• Task to carry out
Filter the lines below, copying only those with the string "Номер".

• Provided material
========

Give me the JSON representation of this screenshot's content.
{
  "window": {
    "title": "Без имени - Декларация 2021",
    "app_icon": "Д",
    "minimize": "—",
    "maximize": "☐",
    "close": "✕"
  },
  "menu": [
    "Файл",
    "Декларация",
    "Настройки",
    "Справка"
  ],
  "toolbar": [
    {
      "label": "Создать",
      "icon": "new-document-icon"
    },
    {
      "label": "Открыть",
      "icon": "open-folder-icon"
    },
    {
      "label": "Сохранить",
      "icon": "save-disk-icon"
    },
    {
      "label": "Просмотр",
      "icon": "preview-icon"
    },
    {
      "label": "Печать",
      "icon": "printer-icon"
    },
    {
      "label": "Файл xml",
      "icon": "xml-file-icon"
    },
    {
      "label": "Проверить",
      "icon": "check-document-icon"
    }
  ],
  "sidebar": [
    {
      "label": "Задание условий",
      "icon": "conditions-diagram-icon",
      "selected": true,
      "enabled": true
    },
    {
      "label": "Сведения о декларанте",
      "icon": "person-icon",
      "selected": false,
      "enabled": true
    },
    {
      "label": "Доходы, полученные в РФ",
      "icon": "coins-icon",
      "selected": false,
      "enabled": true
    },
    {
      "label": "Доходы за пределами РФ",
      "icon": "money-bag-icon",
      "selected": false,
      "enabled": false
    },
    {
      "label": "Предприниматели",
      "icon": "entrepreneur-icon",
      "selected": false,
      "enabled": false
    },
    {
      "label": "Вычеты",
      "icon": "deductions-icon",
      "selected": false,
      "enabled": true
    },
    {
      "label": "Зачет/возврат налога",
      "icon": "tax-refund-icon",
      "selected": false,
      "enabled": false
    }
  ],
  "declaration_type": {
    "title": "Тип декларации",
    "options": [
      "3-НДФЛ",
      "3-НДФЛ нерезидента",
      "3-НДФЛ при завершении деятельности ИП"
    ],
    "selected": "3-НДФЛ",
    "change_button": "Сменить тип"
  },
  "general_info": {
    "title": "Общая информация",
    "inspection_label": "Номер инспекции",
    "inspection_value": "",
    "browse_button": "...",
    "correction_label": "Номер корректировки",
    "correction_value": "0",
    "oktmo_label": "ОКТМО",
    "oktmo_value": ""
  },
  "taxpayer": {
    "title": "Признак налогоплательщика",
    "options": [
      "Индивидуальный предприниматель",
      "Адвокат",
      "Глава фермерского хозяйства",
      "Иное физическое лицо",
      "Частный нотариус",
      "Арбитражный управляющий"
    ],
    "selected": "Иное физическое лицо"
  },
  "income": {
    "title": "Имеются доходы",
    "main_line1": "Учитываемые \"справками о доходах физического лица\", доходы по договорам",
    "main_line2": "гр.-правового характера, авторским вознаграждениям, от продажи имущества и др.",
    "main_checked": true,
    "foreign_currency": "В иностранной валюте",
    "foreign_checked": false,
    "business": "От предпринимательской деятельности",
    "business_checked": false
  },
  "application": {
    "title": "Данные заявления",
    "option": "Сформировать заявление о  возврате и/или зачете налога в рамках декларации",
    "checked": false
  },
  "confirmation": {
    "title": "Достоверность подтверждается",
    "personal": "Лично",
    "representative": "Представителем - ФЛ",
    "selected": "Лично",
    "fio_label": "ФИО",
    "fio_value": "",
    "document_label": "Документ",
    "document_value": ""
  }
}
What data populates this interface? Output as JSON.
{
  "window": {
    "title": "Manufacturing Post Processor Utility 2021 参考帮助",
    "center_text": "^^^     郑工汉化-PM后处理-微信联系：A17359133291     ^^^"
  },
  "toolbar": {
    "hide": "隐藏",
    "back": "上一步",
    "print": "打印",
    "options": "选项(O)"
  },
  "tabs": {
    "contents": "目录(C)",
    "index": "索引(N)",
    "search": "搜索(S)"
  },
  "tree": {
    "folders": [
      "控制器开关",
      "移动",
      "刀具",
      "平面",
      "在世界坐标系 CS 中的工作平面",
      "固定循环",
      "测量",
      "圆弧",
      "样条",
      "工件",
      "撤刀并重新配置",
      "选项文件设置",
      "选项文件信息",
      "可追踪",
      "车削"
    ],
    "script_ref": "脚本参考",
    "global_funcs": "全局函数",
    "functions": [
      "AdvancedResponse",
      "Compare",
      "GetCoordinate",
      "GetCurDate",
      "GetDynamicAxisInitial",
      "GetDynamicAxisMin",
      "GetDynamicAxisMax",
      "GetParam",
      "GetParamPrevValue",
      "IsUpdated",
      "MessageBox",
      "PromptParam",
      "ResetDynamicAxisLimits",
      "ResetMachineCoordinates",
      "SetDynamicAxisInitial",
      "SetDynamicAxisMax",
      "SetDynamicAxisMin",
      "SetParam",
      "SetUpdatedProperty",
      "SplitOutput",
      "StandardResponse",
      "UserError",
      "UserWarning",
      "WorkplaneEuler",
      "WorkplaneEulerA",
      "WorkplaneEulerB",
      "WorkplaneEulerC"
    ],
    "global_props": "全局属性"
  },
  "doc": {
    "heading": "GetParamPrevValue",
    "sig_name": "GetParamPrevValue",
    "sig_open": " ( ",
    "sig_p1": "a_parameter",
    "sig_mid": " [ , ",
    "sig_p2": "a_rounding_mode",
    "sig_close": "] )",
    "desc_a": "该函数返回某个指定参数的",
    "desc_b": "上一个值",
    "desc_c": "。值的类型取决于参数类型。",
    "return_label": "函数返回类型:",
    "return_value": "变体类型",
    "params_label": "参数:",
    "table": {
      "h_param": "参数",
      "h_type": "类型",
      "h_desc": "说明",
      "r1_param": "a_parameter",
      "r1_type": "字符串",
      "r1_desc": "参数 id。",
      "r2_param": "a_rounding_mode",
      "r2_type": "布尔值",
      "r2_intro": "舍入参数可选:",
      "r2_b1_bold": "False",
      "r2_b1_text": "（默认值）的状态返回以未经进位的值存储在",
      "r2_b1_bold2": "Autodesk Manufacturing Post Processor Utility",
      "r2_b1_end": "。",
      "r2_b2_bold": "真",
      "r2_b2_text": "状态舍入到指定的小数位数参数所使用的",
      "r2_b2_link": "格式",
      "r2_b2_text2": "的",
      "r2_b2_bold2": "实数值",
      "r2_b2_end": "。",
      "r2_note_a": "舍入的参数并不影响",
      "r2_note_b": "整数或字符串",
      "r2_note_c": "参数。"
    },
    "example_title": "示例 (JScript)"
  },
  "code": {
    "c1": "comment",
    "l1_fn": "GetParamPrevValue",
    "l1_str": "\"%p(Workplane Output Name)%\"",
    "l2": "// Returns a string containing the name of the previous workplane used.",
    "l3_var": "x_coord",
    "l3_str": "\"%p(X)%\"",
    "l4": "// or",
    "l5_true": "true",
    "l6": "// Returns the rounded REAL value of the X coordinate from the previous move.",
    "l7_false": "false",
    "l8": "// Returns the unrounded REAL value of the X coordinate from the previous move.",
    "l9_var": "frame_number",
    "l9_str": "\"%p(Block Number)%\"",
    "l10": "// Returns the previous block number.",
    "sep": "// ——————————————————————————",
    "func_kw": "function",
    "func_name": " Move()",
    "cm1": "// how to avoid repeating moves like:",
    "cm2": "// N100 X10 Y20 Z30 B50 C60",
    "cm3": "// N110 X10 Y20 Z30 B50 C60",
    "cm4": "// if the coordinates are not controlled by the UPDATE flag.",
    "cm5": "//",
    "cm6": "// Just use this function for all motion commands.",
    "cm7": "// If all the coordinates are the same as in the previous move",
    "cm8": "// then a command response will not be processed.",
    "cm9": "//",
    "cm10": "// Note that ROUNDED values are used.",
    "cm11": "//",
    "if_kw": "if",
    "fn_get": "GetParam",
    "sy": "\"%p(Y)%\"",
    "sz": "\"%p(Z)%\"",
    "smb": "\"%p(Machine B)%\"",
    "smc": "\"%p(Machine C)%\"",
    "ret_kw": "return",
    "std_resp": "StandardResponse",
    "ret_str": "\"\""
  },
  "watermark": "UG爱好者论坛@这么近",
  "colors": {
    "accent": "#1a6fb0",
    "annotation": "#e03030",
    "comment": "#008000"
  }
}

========

• Answer space
    "inspection_label": "Номер инспекции",
    "correction_label": "Номер корректировки",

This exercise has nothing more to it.